If you like your disposable income... forget it. Health-care insurance premiums for individuals in California rose between 22% and 88% in 2014 from last year, even after the federal health-care overhaul. This has led, as Bloomberg reports, to Proposition 45 - a bill that would grant regulatory say on proposed premium increases. "Unless Proposition 45 is passed we are going to continue to see dramatic year-over-year increases," warned Insurance Commissioner Dave Jones.
Well the hits just keep on coming. The U.S. Government Accountability Office (GAO), recently conducted a study in which investigators attempted to use fake identities to sign up for subsidized healthcare under ObamaCare. The results are frightening. All but one phony applicant was successful. Moreover, the GAO more broadly notes that “about 2.6 million ‘inconsistencies’ existed among applicants who had chosen a health plan.”... The GAO’s account of fictitious applicants obtaining subsidized coverage goes beyond a related problem that surfaced this spring and that the investigators also cited: The government may be paying incorrect insurance subsidies to a significant share of the 5.4 million Americans who signed up for health plans for this year through the federal marketplace.

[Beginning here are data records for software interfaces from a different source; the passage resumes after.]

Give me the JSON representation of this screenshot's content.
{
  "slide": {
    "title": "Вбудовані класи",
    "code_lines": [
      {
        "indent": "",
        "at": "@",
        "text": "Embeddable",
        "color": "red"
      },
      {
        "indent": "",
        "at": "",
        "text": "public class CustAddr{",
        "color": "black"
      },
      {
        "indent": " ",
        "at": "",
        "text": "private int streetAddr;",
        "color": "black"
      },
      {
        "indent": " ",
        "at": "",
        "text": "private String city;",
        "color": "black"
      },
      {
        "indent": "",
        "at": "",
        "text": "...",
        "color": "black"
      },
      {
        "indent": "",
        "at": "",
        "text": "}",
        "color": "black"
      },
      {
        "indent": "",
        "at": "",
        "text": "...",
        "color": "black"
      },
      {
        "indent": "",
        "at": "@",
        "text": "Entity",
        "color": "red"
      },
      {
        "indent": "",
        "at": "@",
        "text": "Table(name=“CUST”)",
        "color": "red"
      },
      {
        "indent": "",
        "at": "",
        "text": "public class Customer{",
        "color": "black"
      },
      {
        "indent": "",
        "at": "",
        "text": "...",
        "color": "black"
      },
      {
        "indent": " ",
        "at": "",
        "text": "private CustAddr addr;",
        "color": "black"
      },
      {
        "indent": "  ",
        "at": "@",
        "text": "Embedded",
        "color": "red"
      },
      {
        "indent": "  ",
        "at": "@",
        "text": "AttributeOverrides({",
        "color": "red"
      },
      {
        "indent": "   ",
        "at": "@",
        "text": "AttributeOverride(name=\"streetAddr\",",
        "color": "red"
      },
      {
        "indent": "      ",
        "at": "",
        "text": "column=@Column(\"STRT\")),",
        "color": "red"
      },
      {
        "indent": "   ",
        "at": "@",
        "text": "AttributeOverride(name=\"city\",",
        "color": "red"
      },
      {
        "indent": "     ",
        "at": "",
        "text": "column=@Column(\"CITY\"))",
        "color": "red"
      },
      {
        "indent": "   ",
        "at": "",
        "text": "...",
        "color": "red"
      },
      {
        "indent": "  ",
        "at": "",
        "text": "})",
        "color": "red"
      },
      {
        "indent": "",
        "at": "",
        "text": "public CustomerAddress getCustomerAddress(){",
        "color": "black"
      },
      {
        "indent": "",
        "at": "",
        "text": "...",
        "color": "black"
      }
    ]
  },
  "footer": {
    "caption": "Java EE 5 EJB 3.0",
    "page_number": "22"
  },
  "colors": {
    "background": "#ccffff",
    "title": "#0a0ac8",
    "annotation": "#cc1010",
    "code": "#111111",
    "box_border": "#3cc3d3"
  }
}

The EU and global drive toward bail-ins continues unabated. Bail-ins are coming to financial institutions and banks in the EU, UK, U.S. and much of the western world - with painful consequences for unprepared investors and savers.
Working for the government was always pitched as somehow being better guaranteed than risky private corporations. However, the problem with government pensions has been they promised whatever sounded nice, with zero accountability. The presumption that tax revenue was an endless pit is one of those fallacies that nobody ever investigates. The ramifications of what happens in Detroit will ripple through the entire debt structure nationally for if this will be the new game plan to follow, why should people buy any government debt whatsoever if not even bankruptcy laws apply? As we said – he who makes the laws never goes to jail for breaking them.
It has been over six months since we first highlighted the growing deterioration in the quality of auto loans and mentioned the 's' word (subprime) as indicative that we learned nothing from the financial crisis. Since then, auto loans (and especially subprime in the last few months) have surged to record highs; and most concerning, recently has seen delinquencies and late payments spike. The reason we provide this background is that, thanks to The NY Times, this story is now hitting the mainstream media as subprime-quality car buyers (new and used) realize the burden they have placed on themselves thanks to exorbitantly high interest rates (and a rapidly depreciating 'asset'). As one car 'owner' exclaimed, "buying the car was the worst decision I have ever made."